In this case we are not talking about a team strategy but a style with a very clear purpose that was used by ex-professional boxer Emanuel Augustus. Augustus competed from 1994 to 2001 and was known as the "Drunken Master" or the "Drunk Master" in Spanish.

This is due to his unorthodox form of combat in which he swayed, made dance moves, and moved as if he was going to lose his balance in order to surprise and frustrate his opponents. He smiled and joked in the ring as if the fight was a game for him. It is a style that is better seen than narrated.

It is difficult to say whether Augustus' style was efficient as his record of 38 wins, 34 losses and 6 draws is not very impressive. However, he did win the International Boxing Association Super Lightweight Title in 2004 and has been described by many renowned boxers as a nightmare to face. Among them is Floyd Mayweather JR, one of the best boxers of the decade who said his fight with Augustus " was one of the most difficult he has ever had."

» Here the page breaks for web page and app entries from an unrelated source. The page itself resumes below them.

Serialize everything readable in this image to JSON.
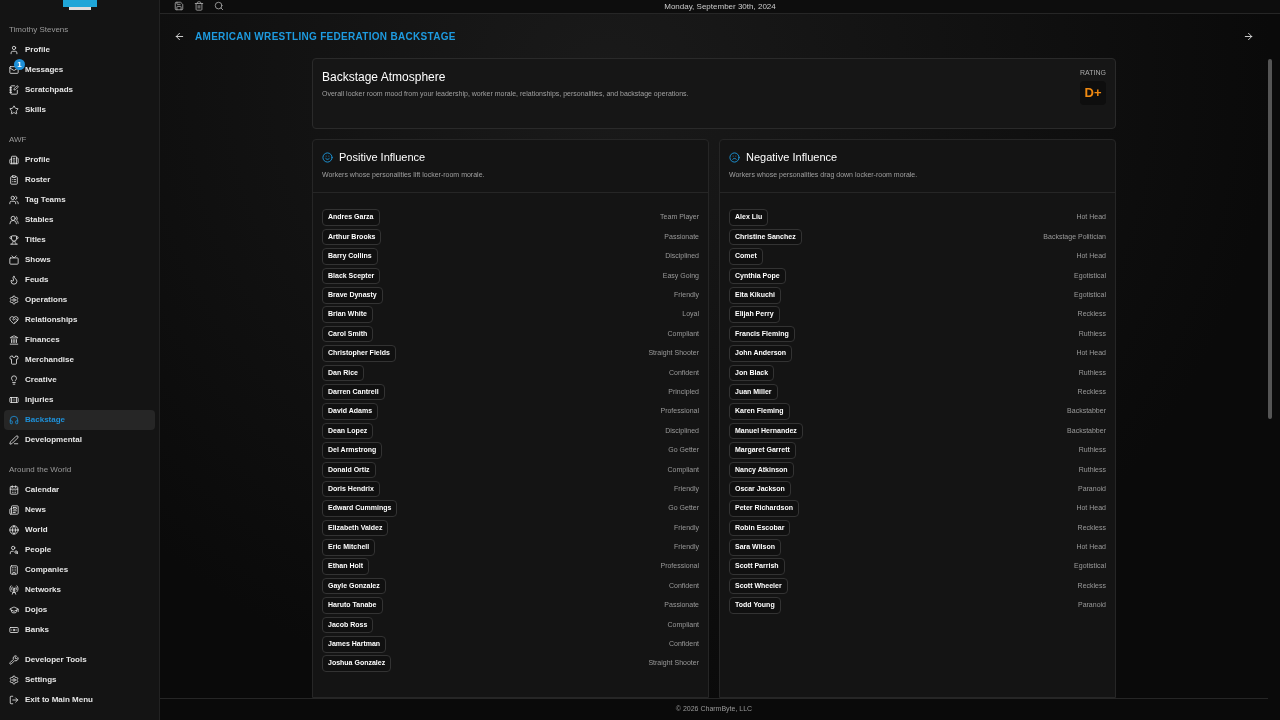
{
  "topbar": {
    "date": "Monday, September 30th, 2024"
  },
  "sidebar": {
    "sections": [
      {
        "title": "Timothy Stevens",
        "items": [
          {
            "label": "Profile",
            "selected": false
          },
          {
            "label": "Messages",
            "selected": false,
            "badge": "1"
          },
          {
            "label": "Scratchpads",
            "selected": false
          },
          {
            "label": "Skills",
            "selected": false
          }
        ]
      },
      {
        "title": "AWF",
        "items": [
          {
            "label": "Profile",
            "selected": false
          },
          {
            "label": "Roster",
            "selected": false
          },
          {
            "label": "Tag Teams",
            "selected": false
          },
          {
            "label": "Stables",
            "selected": false
          },
          {
            "label": "Titles",
            "selected": false
          },
          {
            "label": "Shows",
            "selected": false
          },
          {
            "label": "Feuds",
            "selected": false
          },
          {
            "label": "Operations",
            "selected": false
          },
          {
            "label": "Relationships",
            "selected": false
          },
          {
            "label": "Finances",
            "selected": false
          },
          {
            "label": "Merchandise",
            "selected": false
          },
          {
            "label": "Creative",
            "selected": false
          },
          {
            "label": "Injuries",
            "selected": false
          },
          {
            "label": "Backstage",
            "selected": true
          },
          {
            "label": "Developmental",
            "selected": false
          }
        ]
      },
      {
        "title": "Around the World",
        "items": [
          {
            "label": "Calendar",
            "selected": false
          },
          {
            "label": "News",
            "selected": false
          },
          {
            "label": "World",
            "selected": false
          },
          {
            "label": "People",
            "selected": false
          },
          {
            "label": "Companies",
            "selected": false
          },
          {
            "label": "Networks",
            "selected": false
          },
          {
            "label": "Dojos",
            "selected": false
          },
          {
            "label": "Banks",
            "selected": false
          }
        ]
      },
      {
        "items": [
          {
            "label": "Developer Tools",
            "selected": false
          },
          {
            "label": "Settings",
            "selected": false
          },
          {
            "label": "Exit to Main Menu",
            "selected": false
          }
        ]
      }
    ]
  },
  "page": {
    "title": "AMERICAN WRESTLING FEDERATION BACKSTAGE"
  },
  "atmosphere": {
    "title": "Backstage Atmosphere",
    "description": "Overall locker room mood from your leadership, worker morale, relationships, personalities, and backstage operations.",
    "rating_label": "RATING",
    "rating": "D+"
  },
  "columns": [
    {
      "title": "Positive Influence",
      "subtitle": "Workers whose personalities lift locker-room morale.",
      "rows": [
        {
          "name": "Andres Garza",
          "trait": "Team Player"
        },
        {
          "name": "Arthur Brooks",
          "trait": "Passionate"
        },
        {
          "name": "Barry Collins",
          "trait": "Disciplined"
        },
        {
          "name": "Black Scepter",
          "trait": "Easy Going"
        },
        {
          "name": "Brave Dynasty",
          "trait": "Friendly"
        },
        {
          "name": "Brian White",
          "trait": "Loyal"
        },
        {
          "name": "Carol Smith",
          "trait": "Compliant"
        },
        {
          "name": "Christopher Fields",
          "trait": "Straight Shooter"
        },
        {
          "name": "Dan Rice",
          "trait": "Confident"
        },
        {
          "name": "Darren Cantrell",
          "trait": "Principled"
        },
        {
          "name": "David Adams",
          "trait": "Professional"
        },
        {
          "name": "Dean Lopez",
          "trait": "Disciplined"
        },
        {
          "name": "Del Armstrong",
          "trait": "Go Getter"
        },
        {
          "name": "Donald Ortiz",
          "trait": "Compliant"
        },
        {
          "name": "Doris Hendrix",
          "trait": "Friendly"
        },
        {
          "name": "Edward Cummings",
          "trait": "Go Getter"
        },
        {
          "name": "Elizabeth Valdez",
          "trait": "Friendly"
        },
        {
          "name": "Eric Mitchell",
          "trait": "Friendly"
        },
        {
          "name": "Ethan Holt",
          "trait": "Professional"
        },
        {
          "name": "Gayle Gonzalez",
          "trait": "Confident"
        },
        {
          "name": "Haruto Tanabe",
          "trait": "Passionate"
        },
        {
          "name": "Jacob Ross",
          "trait": "Compliant"
        },
        {
          "name": "James Hartman",
          "trait": "Confident"
        },
        {
          "name": "Joshua Gonzalez",
          "trait": "Straight Shooter"
        }
      ]
    },
    {
      "title": "Negative Influence",
      "subtitle": "Workers whose personalities drag down locker-room morale.",
      "rows": [
        {
          "name": "Alex Liu",
          "trait": "Hot Head"
        },
        {
          "name": "Christine Sanchez",
          "trait": "Backstage Politician"
        },
        {
          "name": "Comet",
          "trait": "Hot Head"
        },
        {
          "name": "Cynthia Pope",
          "trait": "Egotistical"
        },
        {
          "name": "Eita Kikuchi",
          "trait": "Egotistical"
        },
        {
          "name": "Elijah Perry",
          "trait": "Reckless"
        },
        {
          "name": "Francis Fleming",
          "trait": "Ruthless"
        },
        {
          "name": "John Anderson",
          "trait": "Hot Head"
        },
        {
          "name": "Jon Black",
          "trait": "Ruthless"
        },
        {
          "name": "Juan Miller",
          "trait": "Reckless"
        },
        {
          "name": "Karen Fleming",
          "trait": "Backstabber"
        },
        {
          "name": "Manuel Hernandez",
          "trait": "Backstabber"
        },
        {
          "name": "Margaret Garrett",
          "trait": "Ruthless"
        },
        {
          "name": "Nancy Atkinson",
          "trait": "Ruthless"
        },
        {
          "name": "Oscar Jackson",
          "trait": "Paranoid"
        },
        {
          "name": "Peter Richardson",
          "trait": "Hot Head"
        },
        {
          "name": "Robin Escobar",
          "trait": "Reckless"
        },
        {
          "name": "Sara Wilson",
          "trait": "Hot Head"
        },
        {
          "name": "Scott Parrish",
          "trait": "Egotistical"
        },
        {
          "name": "Scott Wheeler",
          "trait": "Reckless"
        },
        {
          "name": "Todd Young",
          "trait": "Paranoid"
        }
      ]
    }
  ],
  "footer": "© 2026 CharmByte, LLC"
}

It is also important to remember that Augustus's way of fighting was not well regarded among boxing connoisseurs, as they thought that “it denigrated the sport”. For this reason he lost many of his fights that were decided, making it difficult to measure his true ability.